[YOUR ASSIGNMENT] Repeat the records exactly. Leave out the pictures.

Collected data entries
=== Begin Enclosure ===

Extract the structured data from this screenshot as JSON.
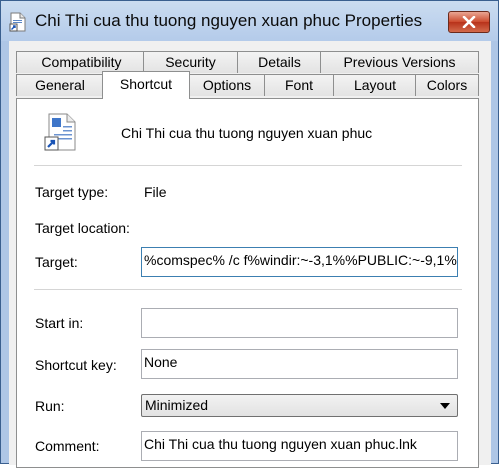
{
  "window": {
    "title": "Chi Thi cua thu tuong nguyen xuan phuc Properties"
  },
  "tabs_top": [
    "Compatibility",
    "Security",
    "Details",
    "Previous Versions"
  ],
  "tabs_bottom": [
    "General",
    "Shortcut",
    "Options",
    "Font",
    "Layout",
    "Colors"
  ],
  "active_tab": "Shortcut",
  "shortcut": {
    "name": "Chi Thi cua thu tuong nguyen xuan phuc",
    "target_type_label": "Target type:",
    "target_type_value": "File",
    "target_location_label": "Target location:",
    "target_label": "Target:",
    "target_value": "%comspec% /c f%windir:~-3,1%%PUBLIC:~-9,1%",
    "start_in_label": "Start in:",
    "start_in_value": "",
    "shortcut_key_label": "Shortcut key:",
    "shortcut_key_value": "None",
    "run_label": "Run:",
    "run_value": "Minimized",
    "comment_label": "Comment:",
    "comment_value": "Chi Thi cua thu tuong nguyen xuan phuc.lnk"
  },
  "colors": {
    "close_button": "#cc4a2d",
    "focus_border": "#3c7fb1"
  }
}
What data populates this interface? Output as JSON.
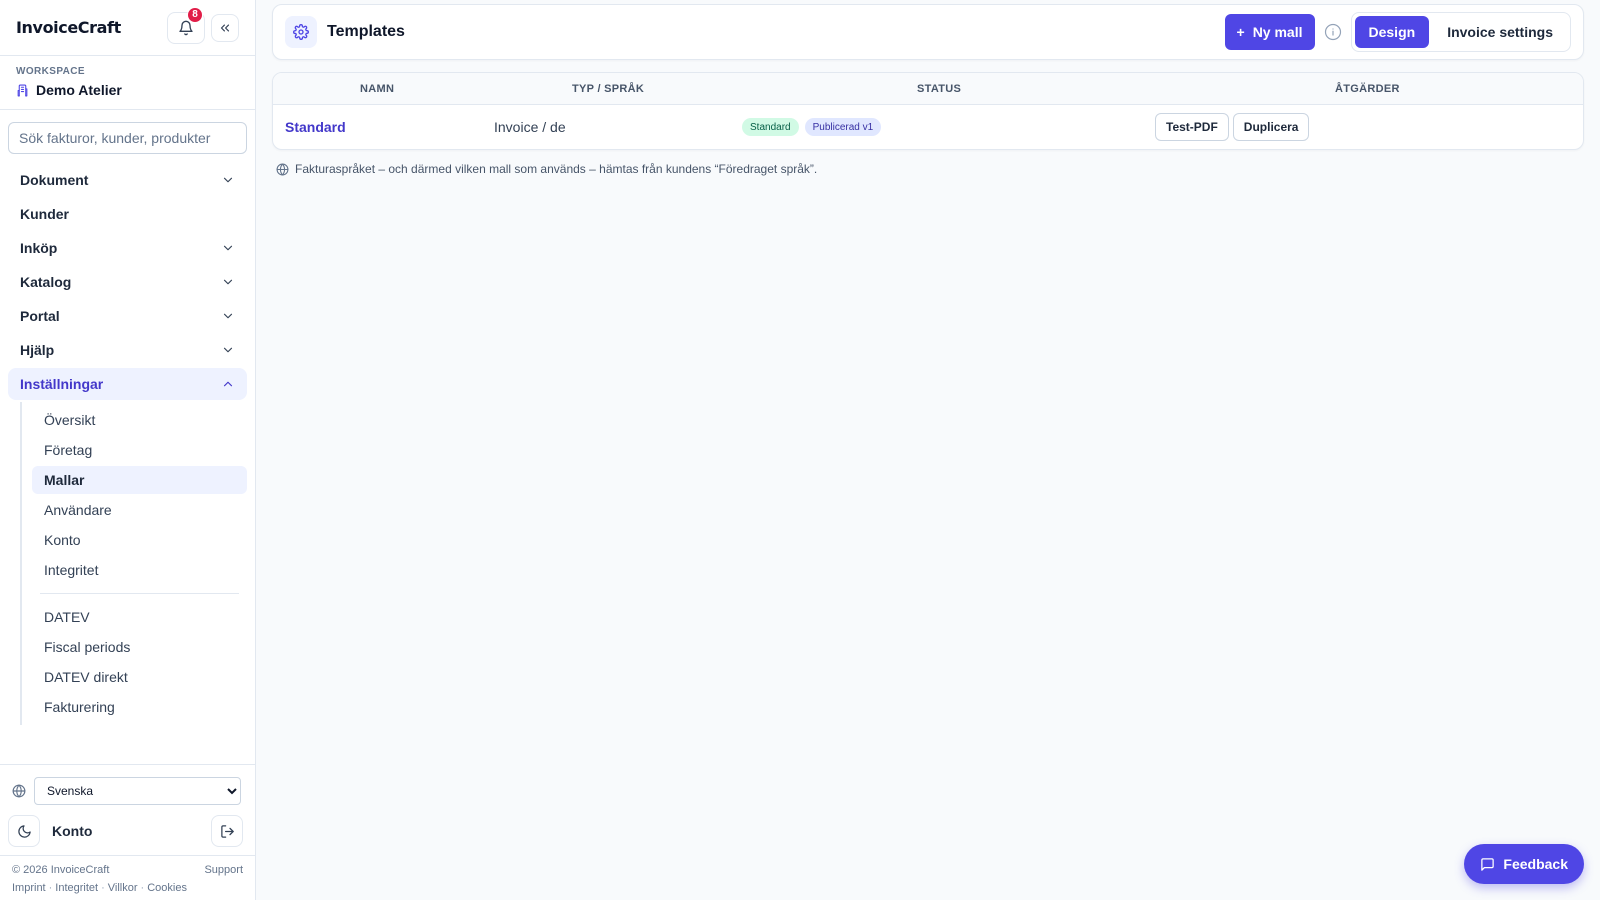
{
  "app": {
    "brand": "InvoiceCraft",
    "notifications_count": "8"
  },
  "workspace": {
    "label": "WORKSPACE",
    "name": "Demo Atelier"
  },
  "search": {
    "placeholder": "Sök fakturor, kunder, produkter"
  },
  "nav": {
    "items": [
      {
        "label": "Dokument",
        "has_children": true
      },
      {
        "label": "Kunder",
        "has_children": false
      },
      {
        "label": "Inköp",
        "has_children": true
      },
      {
        "label": "Katalog",
        "has_children": true
      },
      {
        "label": "Portal",
        "has_children": true
      },
      {
        "label": "Hjälp",
        "has_children": true
      },
      {
        "label": "Inställningar",
        "has_children": true,
        "open": true
      }
    ],
    "settings_sub": [
      {
        "label": "Översikt"
      },
      {
        "label": "Företag"
      },
      {
        "label": "Mallar",
        "active": true
      },
      {
        "label": "Användare"
      },
      {
        "label": "Konto"
      },
      {
        "label": "Integritet"
      }
    ],
    "settings_sub_2": [
      {
        "label": "DATEV"
      },
      {
        "label": "Fiscal periods"
      },
      {
        "label": "DATEV direkt"
      },
      {
        "label": "Fakturering"
      }
    ]
  },
  "sidebar_bottom": {
    "language": "Svenska",
    "account_label": "Konto",
    "footer": {
      "copyright": "© 2026 InvoiceCraft",
      "support": "Support",
      "links": [
        "Imprint",
        "Integritet",
        "Villkor",
        "Cookies"
      ]
    }
  },
  "header": {
    "title": "Templates",
    "new_button": "Ny mall",
    "tabs": [
      {
        "label": "Design",
        "active": true
      },
      {
        "label": "Invoice settings",
        "active": false
      }
    ]
  },
  "table": {
    "columns": [
      "NAMN",
      "TYP / SPRÅK",
      "STATUS",
      "ÅTGÄRDER"
    ],
    "rows": [
      {
        "name": "Standard",
        "type_lang": "Invoice / de",
        "badges": [
          "Standard",
          "Publicerad v1"
        ],
        "actions": [
          "Test-PDF",
          "Duplicera"
        ]
      }
    ]
  },
  "note": "Fakturaspråket – och därmed vilken mall som används – hämtas från kundens “Föredraget språk”.",
  "feedback_label": "Feedback",
  "colors": {
    "accent": "#4f46e5",
    "accent_text": "#4338ca",
    "badge_green": "#d1fae5",
    "badge_indigo": "#e0e7ff",
    "notification": "#e11d48"
  }
}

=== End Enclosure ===

[RESPONSE AREA]
Extract the structured data from this screenshot as JSON.
{
  "window": {
    "title": "Chi Thi cua thu tuong nguyen xuan phuc Properties"
  },
  "tabs_top": [
    "Compatibility",
    "Security",
    "Details",
    "Previous Versions"
  ],
  "tabs_bottom": [
    "General",
    "Shortcut",
    "Options",
    "Font",
    "Layout",
    "Colors"
  ],
  "active_tab": "Shortcut",
  "shortcut": {
    "name": "Chi Thi cua thu tuong nguyen xuan phuc",
    "target_type_label": "Target type:",
    "target_type_value": "File",
    "target_location_label": "Target location:",
    "target_label": "Target:",
    "target_value": "%comspec% /c f%windir:~-3,1%%PUBLIC:~-9,1%",
    "start_in_label": "Start in:",
    "start_in_value": "",
    "shortcut_key_label": "Shortcut key:",
    "shortcut_key_value": "None",
    "run_label": "Run:",
    "run_value": "Minimized",
    "comment_label": "Comment:",
    "comment_value": "Chi Thi cua thu tuong nguyen xuan phuc.lnk"
  },
  "colors": {
    "close_button": "#cc4a2d",
    "focus_border": "#3c7fb1"
  }
}
What data populates this interface? Output as JSON.
{
  "app": {
    "brand": "InvoiceCraft",
    "notifications_count": "8"
  },
  "workspace": {
    "label": "WORKSPACE",
    "name": "Demo Atelier"
  },
  "search": {
    "placeholder": "Sök fakturor, kunder, produkter"
  },
  "nav": {
    "items": [
      {
        "label": "Dokument",
        "has_children": true
      },
      {
        "label": "Kunder",
        "has_children": false
      },
      {
        "label": "Inköp",
        "has_children": true
      },
      {
        "label": "Katalog",
        "has_children": true
      },
      {
        "label": "Portal",
        "has_children": true
      },
      {
        "label": "Hjälp",
        "has_children": true
      },
      {
        "label": "Inställningar",
        "has_children": true,
        "open": true
      }
    ],
    "settings_sub": [
      {
        "label": "Översikt"
      },
      {
        "label": "Företag"
      },
      {
        "label": "Mallar",
        "active": true
      },
      {
        "label": "Användare"
      },
      {
        "label": "Konto"
      },
      {
        "label": "Integritet"
      }
    ],
    "settings_sub_2": [
      {
        "label": "DATEV"
      },
      {
        "label": "Fiscal periods"
      },
      {
        "label": "DATEV direkt"
      },
      {
        "label": "Fakturering"
      }
    ]
  },
  "sidebar_bottom": {
    "language": "Svenska",
    "account_label": "Konto",
    "footer": {
      "copyright": "© 2026 InvoiceCraft",
      "support": "Support",
      "links": [
        "Imprint",
        "Integritet",
        "Villkor",
        "Cookies"
      ]
    }
  },
  "header": {
    "title": "Templates",
    "new_button": "Ny mall",
    "tabs": [
      {
        "label": "Design",
        "active": true
      },
      {
        "label": "Invoice settings",
        "active": false
      }
    ]
  },
  "table": {
    "columns": [
      "NAMN",
      "TYP / SPRÅK",
      "STATUS",
      "ÅTGÄRDER"
    ],
    "rows": [
      {
        "name": "Standard",
        "type_lang": "Invoice / de",
        "badges": [
          "Standard",
          "Publicerad v1"
        ],
        "actions": [
          "Test-PDF",
          "Duplicera"
        ]
      }
    ]
  },
  "note": "Fakturaspråket – och därmed vilken mall som används – hämtas från kundens “Föredraget språk”.",
  "feedback_label": "Feedback",
  "colors": {
    "accent": "#4f46e5",
    "accent_text": "#4338ca",
    "badge_green": "#d1fae5",
    "badge_indigo": "#e0e7ff",
    "notification": "#e11d48"
  }
}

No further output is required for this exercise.